Your answer should repeat every line of the records below in which the word "Enter" appears.

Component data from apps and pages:
========================================
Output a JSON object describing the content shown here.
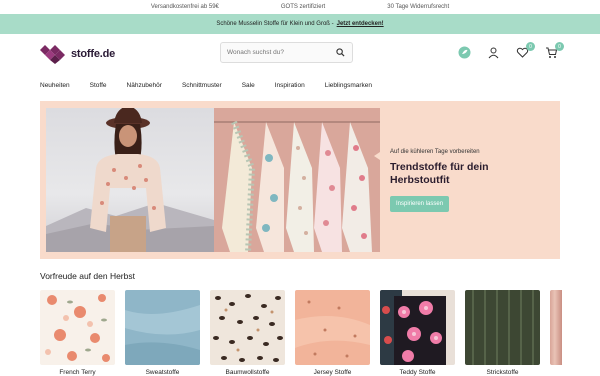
{
  "topbar": {
    "items": [
      "Versandkostenfrei ab 59€",
      "GOTS zertifiziert",
      "30 Tage Widerrufsrecht"
    ]
  },
  "promo": {
    "text": "Schöne Musselin Stoffe für Klein und Groß - ",
    "link": "Jetzt entdecken!"
  },
  "header": {
    "logo_text": "stoffe.de",
    "search_placeholder": "Wonach suchst du?",
    "wishlist_count": "0",
    "cart_count": "0"
  },
  "nav": {
    "items": [
      "Neuheiten",
      "Stoffe",
      "Nähzubehör",
      "Schnittmuster",
      "Sale",
      "Inspiration",
      "Lieblingsmarken"
    ]
  },
  "hero": {
    "subtitle": "Auf die kühleren Tage vorbereiten",
    "title_line1": "Trendstoffe für dein",
    "title_line2": "Herbstoutfit",
    "cta": "Inspirieren lassen"
  },
  "section": {
    "title": "Vorfreude auf den Herbst"
  },
  "categories": [
    {
      "label": "French Terry"
    },
    {
      "label": "Sweatstoffe"
    },
    {
      "label": "Baumwollstoffe"
    },
    {
      "label": "Jersey Stoffe"
    },
    {
      "label": "Teddy Stoffe"
    },
    {
      "label": "Strickstoffe"
    }
  ],
  "colors": {
    "accent": "#7cc9b0",
    "promo_bg": "#a8dcc8",
    "hero_bg": "#f9dbcb",
    "logo": "#7b2a63"
  }
}
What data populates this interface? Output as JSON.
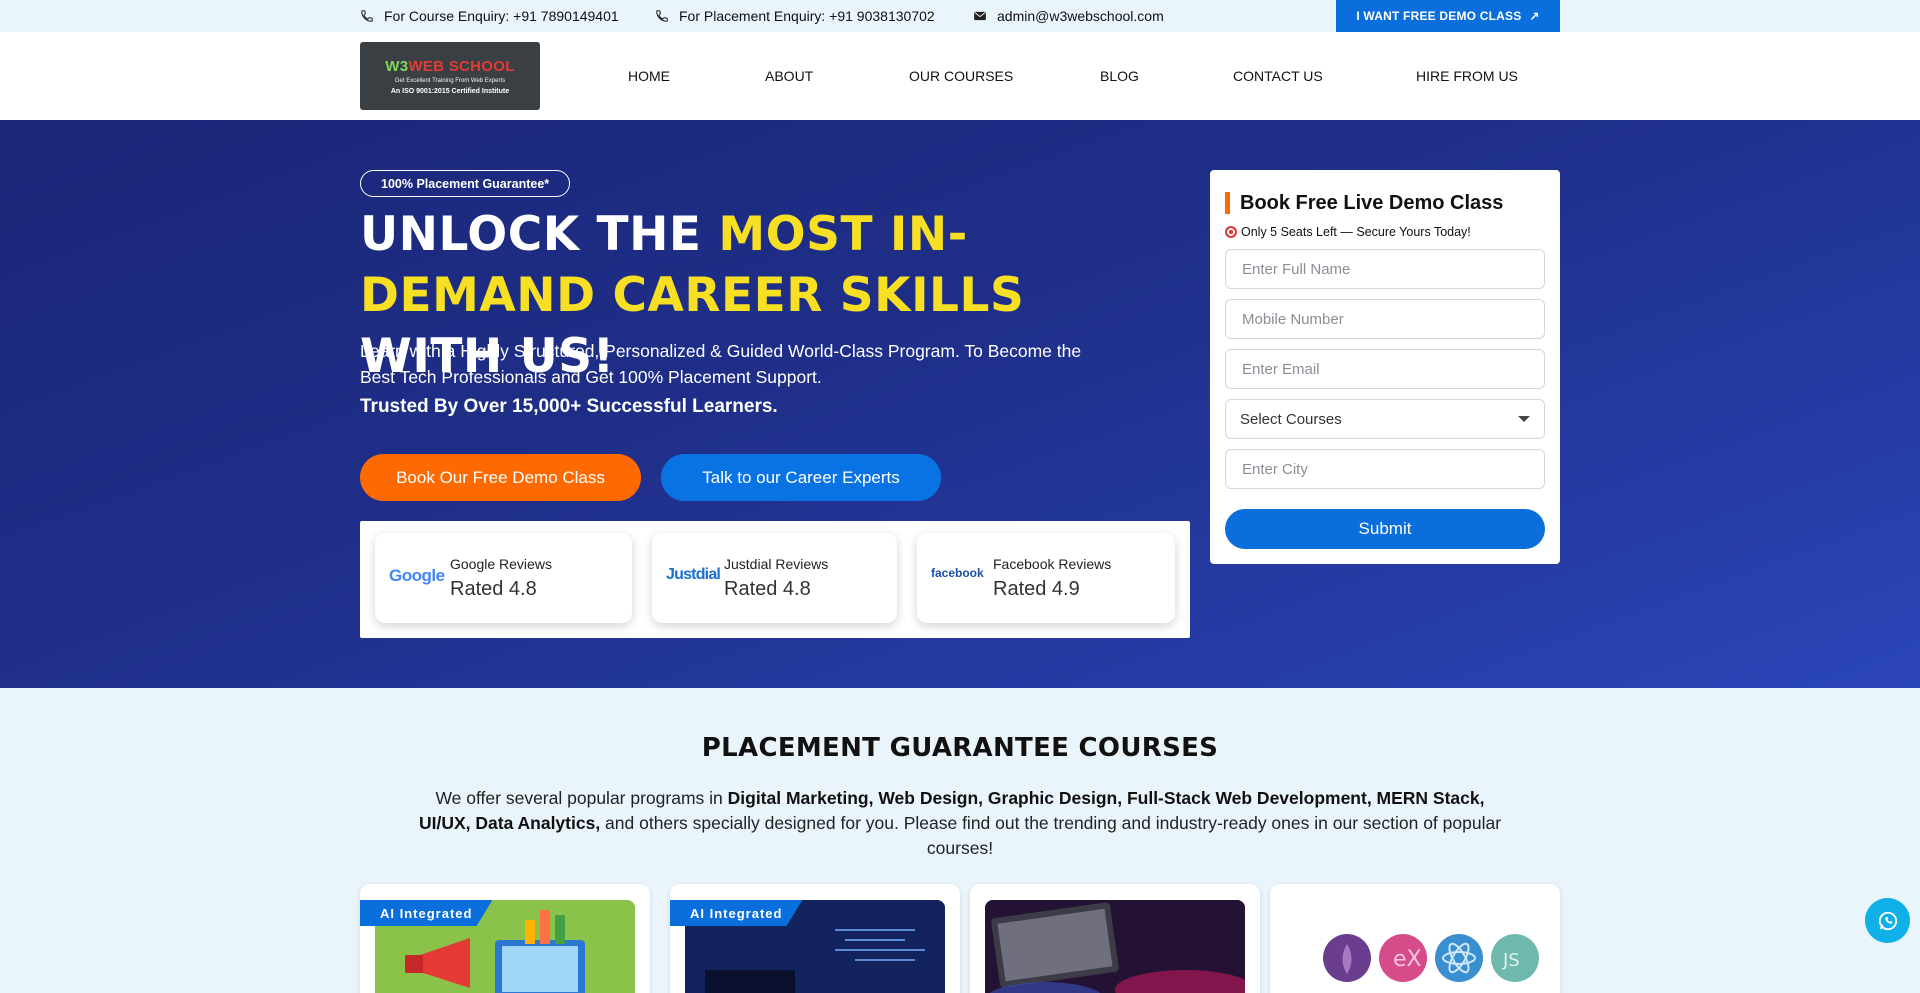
{
  "topbar": {
    "course_enquiry": "For Course Enquiry: +91 7890149401",
    "placement_enquiry": "For Placement Enquiry: +91 9038130702",
    "email": "admin@w3webschool.com",
    "demo_button": "I WANT FREE DEMO CLASS"
  },
  "logo": {
    "name_a": "W3",
    "name_b": "WEB SCHOOL",
    "tagline": "Get Excellent Training From Web Experts",
    "iso": "An ISO 9001:2015 Certified Institute"
  },
  "nav": {
    "items": [
      "HOME",
      "ABOUT",
      "OUR COURSES",
      "BLOG",
      "CONTACT US",
      "HIRE FROM US"
    ]
  },
  "hero": {
    "badge": "100% Placement Guarantee*",
    "title_a": "UNLOCK THE ",
    "title_highlight": "MOST IN-DEMAND CAREER SKILLS",
    "title_b": " WITH US!",
    "description": "Learn with a Highly Structured, Personalized & Guided World-Class Program. To Become the Best Tech Professionals and Get 100% Placement Support.",
    "trusted": "Trusted By Over 15,000+ Successful Learners.",
    "primary_button": "Book Our Free Demo Class",
    "secondary_button": "Talk to our Career Experts"
  },
  "reviews": [
    {
      "logo": "Google",
      "name": "Google Reviews",
      "rating": "Rated 4.8"
    },
    {
      "logo": "Justdial",
      "name": "Justdial Reviews",
      "rating": "Rated 4.8"
    },
    {
      "logo": "facebook",
      "name": "Facebook Reviews",
      "rating": "Rated 4.9"
    }
  ],
  "form": {
    "title": "Book Free Live Demo Class",
    "subtitle": "Only 5 Seats Left — Secure Yours Today!",
    "name_placeholder": "Enter Full Name",
    "mobile_placeholder": "Mobile Number",
    "email_placeholder": "Enter Email",
    "course_select": "Select Courses",
    "city_placeholder": "Enter City",
    "submit": "Submit"
  },
  "courses": {
    "title": "PLACEMENT GUARANTEE COURSES",
    "desc_a": "We offer several popular programs in ",
    "desc_bold_a": "Digital Marketing, Web Design, Graphic Design, Full-Stack Web Development, MERN Stack, UI/UX, Data Analytics,",
    "desc_b": " and others specially designed for you. Please find out the trending and industry-ready ones in our section of popular courses!",
    "ai_tag": "AI Integrated"
  },
  "colors": {
    "accent_blue": "#0a6fdc",
    "accent_orange": "#ff6a00",
    "hero_yellow": "#f7e024",
    "hero_navy": "#1a2677"
  }
}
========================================
- Output for this task:
    "name_placeholder": "Enter Full Name",
    "email_placeholder": "Enter Email",
    "city_placeholder": "Enter City",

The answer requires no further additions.